## Work request:
Return all lines from the entries below in which the word "value" is present.

(Extracted data entries)

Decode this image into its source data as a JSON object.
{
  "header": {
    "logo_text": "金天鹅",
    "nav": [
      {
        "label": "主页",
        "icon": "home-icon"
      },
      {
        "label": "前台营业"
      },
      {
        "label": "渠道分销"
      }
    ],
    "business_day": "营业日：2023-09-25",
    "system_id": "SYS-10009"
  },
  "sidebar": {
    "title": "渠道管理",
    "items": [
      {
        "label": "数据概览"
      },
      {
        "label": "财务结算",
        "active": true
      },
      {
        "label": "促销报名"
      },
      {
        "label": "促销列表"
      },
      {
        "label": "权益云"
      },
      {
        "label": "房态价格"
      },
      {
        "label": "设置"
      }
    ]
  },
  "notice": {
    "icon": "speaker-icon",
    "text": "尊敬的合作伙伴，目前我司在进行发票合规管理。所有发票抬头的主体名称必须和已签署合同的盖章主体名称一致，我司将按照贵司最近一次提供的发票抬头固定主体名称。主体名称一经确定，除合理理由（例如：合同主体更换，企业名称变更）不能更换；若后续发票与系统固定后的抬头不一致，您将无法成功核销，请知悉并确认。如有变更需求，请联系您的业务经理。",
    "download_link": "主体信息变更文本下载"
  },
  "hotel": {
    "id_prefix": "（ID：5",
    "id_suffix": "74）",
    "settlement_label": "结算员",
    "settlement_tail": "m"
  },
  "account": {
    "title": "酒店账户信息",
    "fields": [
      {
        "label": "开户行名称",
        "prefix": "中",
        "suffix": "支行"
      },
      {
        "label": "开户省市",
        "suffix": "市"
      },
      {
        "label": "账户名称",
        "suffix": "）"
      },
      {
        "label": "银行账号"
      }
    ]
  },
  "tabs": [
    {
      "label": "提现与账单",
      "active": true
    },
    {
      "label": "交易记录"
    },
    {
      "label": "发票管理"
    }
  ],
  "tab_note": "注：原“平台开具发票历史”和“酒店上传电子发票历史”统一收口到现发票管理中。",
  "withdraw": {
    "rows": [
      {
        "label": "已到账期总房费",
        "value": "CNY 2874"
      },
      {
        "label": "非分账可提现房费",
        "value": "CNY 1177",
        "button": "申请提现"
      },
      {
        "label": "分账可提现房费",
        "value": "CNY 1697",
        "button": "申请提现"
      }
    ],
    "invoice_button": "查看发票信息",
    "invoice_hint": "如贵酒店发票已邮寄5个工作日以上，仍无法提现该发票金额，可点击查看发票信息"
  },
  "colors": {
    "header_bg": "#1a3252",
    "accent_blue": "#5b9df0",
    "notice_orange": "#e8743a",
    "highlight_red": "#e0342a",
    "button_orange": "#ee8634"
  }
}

## Response for this exercise:
        "value": "CNY 2874"
        "value": "CNY 1177",
        "value": "CNY 1697",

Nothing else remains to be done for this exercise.